Those first six were the causes, and then the seventh in the seven-point instruction is bodhicitta, where you then generate the aspiration…. I think it’s got to be more than an aspiration, I think it’s got to be a determination. Aspirations are easy. “I aspire for this, I aspire for that.” We need determination. You have that determination that “I’m going to become a buddha for the benefit of sentient beings.” At that point, then you have… Remember last night we went through the stages of aspiring bodhicitta, aspiring bodhicitta with promise, and then engaging bodhicitta. At that point, when you have the full determination, then you’re going to have the engaging bodhicitta.

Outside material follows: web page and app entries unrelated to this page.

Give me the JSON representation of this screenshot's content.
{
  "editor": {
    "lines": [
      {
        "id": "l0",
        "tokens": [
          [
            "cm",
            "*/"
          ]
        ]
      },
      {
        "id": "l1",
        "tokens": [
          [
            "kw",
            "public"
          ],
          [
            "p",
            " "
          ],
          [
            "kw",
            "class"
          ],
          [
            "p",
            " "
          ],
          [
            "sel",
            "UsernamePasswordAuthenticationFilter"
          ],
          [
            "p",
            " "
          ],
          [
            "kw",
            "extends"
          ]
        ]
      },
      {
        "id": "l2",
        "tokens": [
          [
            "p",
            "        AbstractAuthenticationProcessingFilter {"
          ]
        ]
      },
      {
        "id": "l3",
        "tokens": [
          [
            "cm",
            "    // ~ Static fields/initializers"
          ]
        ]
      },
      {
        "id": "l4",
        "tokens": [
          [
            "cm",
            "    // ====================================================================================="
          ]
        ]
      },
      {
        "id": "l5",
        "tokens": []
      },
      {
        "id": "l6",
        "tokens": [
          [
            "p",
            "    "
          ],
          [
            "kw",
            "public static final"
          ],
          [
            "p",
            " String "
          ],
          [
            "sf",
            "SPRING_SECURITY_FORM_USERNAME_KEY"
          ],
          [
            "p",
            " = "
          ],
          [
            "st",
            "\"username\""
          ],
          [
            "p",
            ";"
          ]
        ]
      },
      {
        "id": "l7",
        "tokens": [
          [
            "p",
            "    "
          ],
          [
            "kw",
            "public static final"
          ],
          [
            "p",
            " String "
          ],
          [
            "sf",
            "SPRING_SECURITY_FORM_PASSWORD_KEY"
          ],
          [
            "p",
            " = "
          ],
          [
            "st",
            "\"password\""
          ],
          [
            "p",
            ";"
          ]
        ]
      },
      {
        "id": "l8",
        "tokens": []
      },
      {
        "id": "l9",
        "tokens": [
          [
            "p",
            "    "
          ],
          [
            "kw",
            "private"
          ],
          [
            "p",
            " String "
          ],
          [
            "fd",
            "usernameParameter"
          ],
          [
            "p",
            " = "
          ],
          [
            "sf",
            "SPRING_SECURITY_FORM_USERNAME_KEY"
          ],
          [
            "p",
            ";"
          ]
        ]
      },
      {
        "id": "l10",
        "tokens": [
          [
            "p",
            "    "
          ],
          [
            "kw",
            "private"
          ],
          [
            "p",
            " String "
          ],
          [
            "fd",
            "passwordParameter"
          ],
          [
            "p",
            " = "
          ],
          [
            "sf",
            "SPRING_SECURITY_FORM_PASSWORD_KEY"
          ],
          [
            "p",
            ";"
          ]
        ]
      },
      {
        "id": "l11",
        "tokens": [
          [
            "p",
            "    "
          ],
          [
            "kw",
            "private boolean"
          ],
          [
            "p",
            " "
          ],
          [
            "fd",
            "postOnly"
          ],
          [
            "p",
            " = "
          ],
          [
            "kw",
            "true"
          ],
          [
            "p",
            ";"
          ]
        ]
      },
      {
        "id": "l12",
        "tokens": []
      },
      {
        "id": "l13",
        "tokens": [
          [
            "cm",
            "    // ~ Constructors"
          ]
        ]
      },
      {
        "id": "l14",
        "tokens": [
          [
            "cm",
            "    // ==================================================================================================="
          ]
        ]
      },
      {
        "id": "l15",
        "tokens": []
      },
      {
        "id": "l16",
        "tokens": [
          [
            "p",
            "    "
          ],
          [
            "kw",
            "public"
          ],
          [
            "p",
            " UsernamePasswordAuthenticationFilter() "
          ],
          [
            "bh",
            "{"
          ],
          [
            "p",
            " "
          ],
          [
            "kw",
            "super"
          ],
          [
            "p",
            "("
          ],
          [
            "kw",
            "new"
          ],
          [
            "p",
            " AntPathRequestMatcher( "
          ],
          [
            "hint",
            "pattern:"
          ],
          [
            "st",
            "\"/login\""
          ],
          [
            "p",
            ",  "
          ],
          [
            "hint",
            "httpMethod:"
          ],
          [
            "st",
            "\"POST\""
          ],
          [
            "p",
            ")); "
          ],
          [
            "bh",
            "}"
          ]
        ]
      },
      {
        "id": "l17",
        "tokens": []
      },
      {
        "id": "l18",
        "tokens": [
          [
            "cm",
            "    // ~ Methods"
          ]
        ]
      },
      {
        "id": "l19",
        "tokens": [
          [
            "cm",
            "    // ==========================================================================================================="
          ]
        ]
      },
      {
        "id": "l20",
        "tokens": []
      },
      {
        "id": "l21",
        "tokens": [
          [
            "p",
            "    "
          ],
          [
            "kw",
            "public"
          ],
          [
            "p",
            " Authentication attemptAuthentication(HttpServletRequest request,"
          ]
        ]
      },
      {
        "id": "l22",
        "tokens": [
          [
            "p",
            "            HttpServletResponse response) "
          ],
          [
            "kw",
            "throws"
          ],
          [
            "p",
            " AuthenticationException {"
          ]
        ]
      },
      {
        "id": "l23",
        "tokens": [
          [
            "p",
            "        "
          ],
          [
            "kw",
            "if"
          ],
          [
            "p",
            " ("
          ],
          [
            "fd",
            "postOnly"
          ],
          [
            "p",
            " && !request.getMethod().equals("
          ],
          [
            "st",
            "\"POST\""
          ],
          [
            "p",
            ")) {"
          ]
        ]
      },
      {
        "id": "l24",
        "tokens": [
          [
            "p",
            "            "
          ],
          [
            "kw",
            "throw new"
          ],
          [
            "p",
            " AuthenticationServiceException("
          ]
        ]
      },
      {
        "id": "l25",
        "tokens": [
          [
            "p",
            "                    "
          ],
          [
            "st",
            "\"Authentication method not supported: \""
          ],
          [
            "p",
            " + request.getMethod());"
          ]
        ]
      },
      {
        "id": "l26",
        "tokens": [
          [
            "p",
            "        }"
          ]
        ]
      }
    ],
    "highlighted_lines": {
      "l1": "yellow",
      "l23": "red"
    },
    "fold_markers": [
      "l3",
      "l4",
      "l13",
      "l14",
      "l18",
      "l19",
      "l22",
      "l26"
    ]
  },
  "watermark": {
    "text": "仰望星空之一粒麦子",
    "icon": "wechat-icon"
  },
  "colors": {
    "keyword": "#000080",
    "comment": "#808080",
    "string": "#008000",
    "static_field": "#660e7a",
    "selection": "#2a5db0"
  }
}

But of course, when you first generate that, you’re actually having, for the first time, is probably aspiring bodhicitta, and then it fades a little bit, and then it’s the actual aspiring bodhicitta with commitment, and then it becomes engaging.

Then, in order to do what we’re setting out to do, then we engage in the six perfections. If you’re ever bored and you don’t know what to do, remember this. There’s lots to do. For people who have problems with being bored, I always recommend Dharma practice. You never get bored. There’s always something to do.

Venerable Thubten Chodron

Venerable Chodron emphasizes the practical application of Buddha’s teachings in our daily lives and is especially skilled at explaining them in ways easily understood and practiced by Westerners. She is well known for her warm, humorous, and lucid teachings. She was ordained as a Buddhist nun in 1977 by Kyabje Ling Rinpoche in Dharamsala, India, and in 1986 she received bhikshuni (full) ordination in Taiwan. Read her full bio.